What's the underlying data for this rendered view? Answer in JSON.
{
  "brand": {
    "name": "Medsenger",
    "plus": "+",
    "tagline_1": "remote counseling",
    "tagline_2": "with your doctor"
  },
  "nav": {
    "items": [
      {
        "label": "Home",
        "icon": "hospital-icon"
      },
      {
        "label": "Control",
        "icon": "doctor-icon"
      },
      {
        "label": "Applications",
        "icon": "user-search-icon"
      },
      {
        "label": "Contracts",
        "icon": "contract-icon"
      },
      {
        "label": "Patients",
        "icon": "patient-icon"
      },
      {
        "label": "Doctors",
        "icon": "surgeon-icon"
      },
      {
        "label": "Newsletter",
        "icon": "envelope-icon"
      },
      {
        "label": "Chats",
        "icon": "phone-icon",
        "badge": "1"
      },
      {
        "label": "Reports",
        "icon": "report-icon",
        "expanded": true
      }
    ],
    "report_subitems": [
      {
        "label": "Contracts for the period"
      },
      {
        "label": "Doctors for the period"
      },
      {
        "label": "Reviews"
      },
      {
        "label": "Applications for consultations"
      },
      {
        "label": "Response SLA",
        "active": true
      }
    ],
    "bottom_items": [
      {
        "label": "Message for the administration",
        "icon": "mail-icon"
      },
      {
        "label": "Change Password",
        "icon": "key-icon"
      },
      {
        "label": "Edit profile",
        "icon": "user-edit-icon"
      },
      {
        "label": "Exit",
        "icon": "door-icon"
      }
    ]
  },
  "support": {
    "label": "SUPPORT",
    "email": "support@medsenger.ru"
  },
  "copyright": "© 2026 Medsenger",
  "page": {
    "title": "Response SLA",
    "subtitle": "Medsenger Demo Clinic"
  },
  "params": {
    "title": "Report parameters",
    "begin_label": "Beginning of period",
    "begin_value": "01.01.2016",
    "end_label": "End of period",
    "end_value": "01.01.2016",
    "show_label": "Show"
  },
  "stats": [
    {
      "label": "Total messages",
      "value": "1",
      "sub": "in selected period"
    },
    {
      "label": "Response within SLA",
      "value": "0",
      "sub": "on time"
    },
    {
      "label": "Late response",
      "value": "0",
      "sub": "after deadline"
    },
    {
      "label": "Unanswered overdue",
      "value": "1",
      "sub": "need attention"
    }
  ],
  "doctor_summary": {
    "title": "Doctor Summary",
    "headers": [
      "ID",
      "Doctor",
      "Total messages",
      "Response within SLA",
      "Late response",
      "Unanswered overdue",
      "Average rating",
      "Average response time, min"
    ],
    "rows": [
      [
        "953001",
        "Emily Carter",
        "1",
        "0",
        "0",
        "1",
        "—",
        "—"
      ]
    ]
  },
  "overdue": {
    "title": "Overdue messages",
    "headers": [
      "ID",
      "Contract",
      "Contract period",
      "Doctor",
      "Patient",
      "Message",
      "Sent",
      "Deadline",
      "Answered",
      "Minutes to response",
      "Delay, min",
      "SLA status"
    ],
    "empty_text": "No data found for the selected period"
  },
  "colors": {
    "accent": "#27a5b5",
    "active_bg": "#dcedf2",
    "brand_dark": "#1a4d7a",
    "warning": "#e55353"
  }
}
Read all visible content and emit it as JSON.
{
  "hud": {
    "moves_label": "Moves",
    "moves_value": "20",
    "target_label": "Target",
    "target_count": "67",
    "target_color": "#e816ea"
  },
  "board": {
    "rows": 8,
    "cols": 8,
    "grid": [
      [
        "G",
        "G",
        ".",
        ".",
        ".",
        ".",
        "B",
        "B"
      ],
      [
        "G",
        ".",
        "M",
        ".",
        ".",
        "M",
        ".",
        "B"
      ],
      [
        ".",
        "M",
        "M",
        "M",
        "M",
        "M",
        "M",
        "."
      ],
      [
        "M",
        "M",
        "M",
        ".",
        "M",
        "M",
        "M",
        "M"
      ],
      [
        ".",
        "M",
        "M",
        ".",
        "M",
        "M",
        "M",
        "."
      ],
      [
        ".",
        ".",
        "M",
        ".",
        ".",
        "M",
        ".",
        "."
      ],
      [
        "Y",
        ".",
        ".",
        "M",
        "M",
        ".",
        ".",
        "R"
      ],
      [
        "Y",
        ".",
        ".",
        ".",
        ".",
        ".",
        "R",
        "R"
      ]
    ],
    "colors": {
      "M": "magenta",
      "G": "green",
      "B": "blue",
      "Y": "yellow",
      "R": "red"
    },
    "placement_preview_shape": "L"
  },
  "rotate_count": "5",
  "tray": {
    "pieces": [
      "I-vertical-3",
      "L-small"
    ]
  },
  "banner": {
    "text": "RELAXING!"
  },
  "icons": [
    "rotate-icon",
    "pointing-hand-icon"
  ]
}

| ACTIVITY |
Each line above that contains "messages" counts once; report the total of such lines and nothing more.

| WRITTEN ANSWER |
3